What did Darth expect after being emotionally absent for the first 18 years of his kids’ lives? There were no bottles given in rocking chairs. There was no time for a reassuring touch when they bumped their heads. He wasn’t able to build nurturing bonds with his children because he didn’t make a conscious effort to be with them, engaging in behaviors that help bolster a child’s emotional and social health.
But we can do better. We can be the good guys. The trick is in understanding which habits create strong attachments and finding the right balance for your family.
Children need a calm, consistent presence, both emotionally and physically. Routinely being with familiar caregivers nourishes your child’s social and emotional growth, giving them a dependable protector and creating strong attachments.
Plan days to maximize the time children spend with special caregivers. Build in time to play together, time for cuddles and reading, time for taking walks. And talk, a lot. Give words to your actions, and your child’s. “You’re rolling a ball to me. Good!” “Look at this leaf. It’s orange and brittle, with a bug on it.”
Hold hands, offer a lap, squat to keep your faces at the same level, maintain eye contact. Maximize proximity and engagement.
Put your phone down and exist in your child’s world, while sharing your own with them.
The Golden Rule
Remember that children have points of view, fears, interests, and agendas, too. Treat them like you expect to be treated by others, even when your child has misbehaved and needs some redirection. Emotions are powerful and managing them is confusing. Children need coaching from a trusted adult that can help them understand their world.
Falling into the ‘because I said so’ habits can be unconscious and easy. The reason he has to share the tangerine with his sister isn’t because you said so, it’s because it’s the right thing to do. Positive discipline is rooted in a sturdy, connected relationship between kids and caregivers. Describe what went wrong, correct the behavior, comfort, and be consistent.
Your Own Timeline
Bonding doesn’t happen the same way for every parent and child. Avoid comparing your experience with your baby with stories from your friends and family, or even your experience with your child’s older siblings. Instead, be thoughtful about how you spend time with your child, and be conscious of how your behavior is benefitting them. The bonds will develop in their own way as long as you are consistent with the investment of your attention.

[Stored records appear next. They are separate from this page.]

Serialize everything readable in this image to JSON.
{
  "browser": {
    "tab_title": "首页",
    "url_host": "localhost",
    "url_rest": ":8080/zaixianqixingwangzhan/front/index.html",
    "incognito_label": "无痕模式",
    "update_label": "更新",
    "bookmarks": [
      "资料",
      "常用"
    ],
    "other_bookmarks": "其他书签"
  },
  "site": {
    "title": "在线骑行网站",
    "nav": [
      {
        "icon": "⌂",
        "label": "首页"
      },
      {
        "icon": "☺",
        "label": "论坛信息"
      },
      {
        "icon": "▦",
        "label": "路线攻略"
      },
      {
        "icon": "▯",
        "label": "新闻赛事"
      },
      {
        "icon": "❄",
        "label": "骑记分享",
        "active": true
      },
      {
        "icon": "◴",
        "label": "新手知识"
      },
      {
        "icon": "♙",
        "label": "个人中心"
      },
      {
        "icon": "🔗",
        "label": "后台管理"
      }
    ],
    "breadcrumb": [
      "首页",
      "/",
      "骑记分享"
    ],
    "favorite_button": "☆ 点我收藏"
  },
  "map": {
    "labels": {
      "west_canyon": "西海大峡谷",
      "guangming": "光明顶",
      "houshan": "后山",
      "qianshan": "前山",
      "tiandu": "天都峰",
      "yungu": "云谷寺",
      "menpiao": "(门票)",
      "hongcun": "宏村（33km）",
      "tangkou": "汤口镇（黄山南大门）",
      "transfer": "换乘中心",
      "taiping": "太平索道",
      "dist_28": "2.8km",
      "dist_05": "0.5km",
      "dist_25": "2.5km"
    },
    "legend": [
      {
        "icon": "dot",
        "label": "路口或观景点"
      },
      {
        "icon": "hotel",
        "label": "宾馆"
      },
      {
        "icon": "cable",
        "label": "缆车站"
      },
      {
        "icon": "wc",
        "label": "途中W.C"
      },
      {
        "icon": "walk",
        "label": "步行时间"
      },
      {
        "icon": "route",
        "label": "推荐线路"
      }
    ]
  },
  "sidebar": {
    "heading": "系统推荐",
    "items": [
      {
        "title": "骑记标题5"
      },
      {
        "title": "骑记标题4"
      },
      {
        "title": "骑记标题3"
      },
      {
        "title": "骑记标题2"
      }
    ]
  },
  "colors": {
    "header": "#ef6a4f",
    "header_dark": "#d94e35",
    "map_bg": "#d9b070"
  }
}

Imagine how The Empire Strikes Back would have turned out if Darth Vader had made bonding with his children a priority, rather than the complete subjugation of the known galaxy. If he’d been a more consistent, positive presence in Luke’s life, it never would have come to slicing the poor boy’s hand off and tossing him into a bottomless pit.

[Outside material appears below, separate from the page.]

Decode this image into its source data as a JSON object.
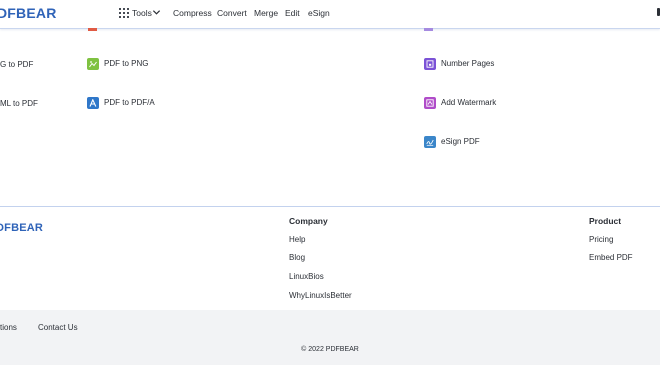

The Sith Lord and commander of the Imperial fleet could have reached out to his son, not to crush his trachea with dark side powers, but with warm understanding.